(TASK ITEM) All that is needed is each line of the entries holding the word "date", copied as it stands.

(App and web page records)
/---

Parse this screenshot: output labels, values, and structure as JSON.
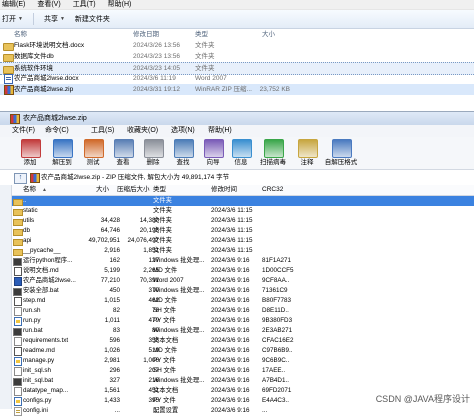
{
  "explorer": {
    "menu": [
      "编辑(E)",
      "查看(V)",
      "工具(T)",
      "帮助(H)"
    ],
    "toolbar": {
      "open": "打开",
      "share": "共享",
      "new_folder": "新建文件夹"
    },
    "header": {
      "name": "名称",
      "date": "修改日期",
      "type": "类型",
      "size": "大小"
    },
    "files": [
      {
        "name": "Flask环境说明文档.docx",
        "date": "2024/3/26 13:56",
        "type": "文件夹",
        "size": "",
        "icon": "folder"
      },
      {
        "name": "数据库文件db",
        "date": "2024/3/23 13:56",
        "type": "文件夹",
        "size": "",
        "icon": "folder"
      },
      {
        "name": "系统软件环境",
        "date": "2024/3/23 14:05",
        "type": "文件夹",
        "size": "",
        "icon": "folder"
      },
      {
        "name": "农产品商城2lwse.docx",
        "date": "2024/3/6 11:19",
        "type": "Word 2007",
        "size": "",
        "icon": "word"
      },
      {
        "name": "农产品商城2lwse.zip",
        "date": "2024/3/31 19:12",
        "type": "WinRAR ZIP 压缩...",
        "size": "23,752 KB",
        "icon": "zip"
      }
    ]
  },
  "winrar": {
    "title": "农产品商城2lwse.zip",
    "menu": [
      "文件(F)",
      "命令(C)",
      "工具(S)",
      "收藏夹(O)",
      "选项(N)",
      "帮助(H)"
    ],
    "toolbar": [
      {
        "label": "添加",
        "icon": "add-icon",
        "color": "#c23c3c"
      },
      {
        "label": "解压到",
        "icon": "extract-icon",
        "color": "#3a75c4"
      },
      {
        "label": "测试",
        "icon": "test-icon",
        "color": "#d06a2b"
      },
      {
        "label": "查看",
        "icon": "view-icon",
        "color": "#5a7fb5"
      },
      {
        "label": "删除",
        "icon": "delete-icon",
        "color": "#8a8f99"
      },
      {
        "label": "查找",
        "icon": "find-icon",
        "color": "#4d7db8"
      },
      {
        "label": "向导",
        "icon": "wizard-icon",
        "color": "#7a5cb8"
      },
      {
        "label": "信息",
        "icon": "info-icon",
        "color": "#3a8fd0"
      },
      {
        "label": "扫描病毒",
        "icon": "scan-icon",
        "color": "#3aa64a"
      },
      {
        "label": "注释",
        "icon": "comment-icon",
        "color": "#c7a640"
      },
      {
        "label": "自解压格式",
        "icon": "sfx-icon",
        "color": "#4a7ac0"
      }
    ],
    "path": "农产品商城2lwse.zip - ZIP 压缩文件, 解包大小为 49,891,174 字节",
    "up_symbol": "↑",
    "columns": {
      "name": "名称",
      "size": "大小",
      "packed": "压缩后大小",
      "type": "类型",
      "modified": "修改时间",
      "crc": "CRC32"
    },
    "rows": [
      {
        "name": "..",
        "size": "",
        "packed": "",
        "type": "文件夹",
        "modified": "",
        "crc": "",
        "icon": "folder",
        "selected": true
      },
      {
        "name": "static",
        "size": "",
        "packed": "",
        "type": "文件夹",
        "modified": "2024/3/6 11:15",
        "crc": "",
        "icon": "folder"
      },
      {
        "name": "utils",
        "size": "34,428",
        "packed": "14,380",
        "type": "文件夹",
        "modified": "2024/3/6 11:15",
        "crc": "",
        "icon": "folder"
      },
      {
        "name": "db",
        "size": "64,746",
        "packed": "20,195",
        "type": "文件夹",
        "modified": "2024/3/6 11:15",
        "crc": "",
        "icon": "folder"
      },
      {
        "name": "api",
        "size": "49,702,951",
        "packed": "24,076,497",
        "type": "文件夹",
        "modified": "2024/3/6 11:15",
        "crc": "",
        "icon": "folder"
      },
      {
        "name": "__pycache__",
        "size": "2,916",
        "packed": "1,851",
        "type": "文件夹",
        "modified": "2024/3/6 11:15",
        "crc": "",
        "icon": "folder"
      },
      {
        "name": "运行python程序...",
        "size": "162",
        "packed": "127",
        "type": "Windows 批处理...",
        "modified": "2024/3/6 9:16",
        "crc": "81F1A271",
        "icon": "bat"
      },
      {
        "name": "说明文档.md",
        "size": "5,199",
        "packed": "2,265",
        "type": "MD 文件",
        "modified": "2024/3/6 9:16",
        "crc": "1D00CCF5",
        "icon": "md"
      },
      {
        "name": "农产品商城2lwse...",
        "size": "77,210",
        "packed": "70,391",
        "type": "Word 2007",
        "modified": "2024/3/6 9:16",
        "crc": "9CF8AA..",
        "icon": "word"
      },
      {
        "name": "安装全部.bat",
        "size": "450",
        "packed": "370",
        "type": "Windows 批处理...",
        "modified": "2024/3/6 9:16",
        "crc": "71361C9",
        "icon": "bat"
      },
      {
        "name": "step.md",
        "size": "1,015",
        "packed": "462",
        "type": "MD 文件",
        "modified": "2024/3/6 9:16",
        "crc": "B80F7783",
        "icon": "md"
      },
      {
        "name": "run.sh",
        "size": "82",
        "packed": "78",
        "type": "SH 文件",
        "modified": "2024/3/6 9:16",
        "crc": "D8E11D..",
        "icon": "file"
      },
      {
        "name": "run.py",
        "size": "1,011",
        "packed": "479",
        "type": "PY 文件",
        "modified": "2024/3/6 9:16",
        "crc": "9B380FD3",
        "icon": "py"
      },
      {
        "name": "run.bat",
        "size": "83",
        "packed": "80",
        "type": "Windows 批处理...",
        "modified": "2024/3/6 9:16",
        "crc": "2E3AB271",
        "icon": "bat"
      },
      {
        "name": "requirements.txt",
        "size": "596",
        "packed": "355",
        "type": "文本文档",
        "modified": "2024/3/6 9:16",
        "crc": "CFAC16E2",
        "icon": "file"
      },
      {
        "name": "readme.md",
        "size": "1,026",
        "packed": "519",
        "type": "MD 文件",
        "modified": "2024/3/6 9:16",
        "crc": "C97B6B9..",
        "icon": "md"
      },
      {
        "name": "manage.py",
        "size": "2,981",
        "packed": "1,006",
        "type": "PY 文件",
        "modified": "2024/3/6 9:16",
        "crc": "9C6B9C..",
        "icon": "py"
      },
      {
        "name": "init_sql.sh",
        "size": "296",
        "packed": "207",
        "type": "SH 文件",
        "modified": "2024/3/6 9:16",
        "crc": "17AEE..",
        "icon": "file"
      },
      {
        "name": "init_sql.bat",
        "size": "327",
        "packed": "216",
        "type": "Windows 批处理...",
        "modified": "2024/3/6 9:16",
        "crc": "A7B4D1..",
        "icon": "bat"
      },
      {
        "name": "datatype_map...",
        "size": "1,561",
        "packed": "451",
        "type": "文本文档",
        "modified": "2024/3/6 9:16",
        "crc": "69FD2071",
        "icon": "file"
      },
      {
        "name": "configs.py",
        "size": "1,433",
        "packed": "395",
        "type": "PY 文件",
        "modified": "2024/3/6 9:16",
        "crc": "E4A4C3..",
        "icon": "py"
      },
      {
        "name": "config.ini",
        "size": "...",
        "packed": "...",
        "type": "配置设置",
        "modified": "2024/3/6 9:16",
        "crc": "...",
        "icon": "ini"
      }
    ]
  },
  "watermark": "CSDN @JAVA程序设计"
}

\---
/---

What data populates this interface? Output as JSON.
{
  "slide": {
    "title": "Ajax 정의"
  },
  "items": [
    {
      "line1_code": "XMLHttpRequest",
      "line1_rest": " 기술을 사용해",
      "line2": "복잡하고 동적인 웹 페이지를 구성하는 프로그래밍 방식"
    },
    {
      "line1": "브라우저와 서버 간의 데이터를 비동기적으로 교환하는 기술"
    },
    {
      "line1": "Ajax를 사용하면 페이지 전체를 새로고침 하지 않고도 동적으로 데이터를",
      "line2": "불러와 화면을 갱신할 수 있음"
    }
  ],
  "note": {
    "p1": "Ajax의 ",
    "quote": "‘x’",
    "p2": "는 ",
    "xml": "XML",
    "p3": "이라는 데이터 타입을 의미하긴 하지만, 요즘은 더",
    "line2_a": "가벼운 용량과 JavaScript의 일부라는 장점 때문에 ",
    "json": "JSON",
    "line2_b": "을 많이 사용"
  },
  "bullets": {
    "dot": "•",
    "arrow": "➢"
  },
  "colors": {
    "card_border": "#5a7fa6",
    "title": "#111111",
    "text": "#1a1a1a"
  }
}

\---

(WORKED SOLUTION)
      "date": "修改日期",
        "date": "2024/3/26 13:56",
        "date": "2024/3/23 13:56",
        "date": "2024/3/23 14:05",
        "date": "2024/3/6 11:19",
        "date": "2024/3/31 19:12",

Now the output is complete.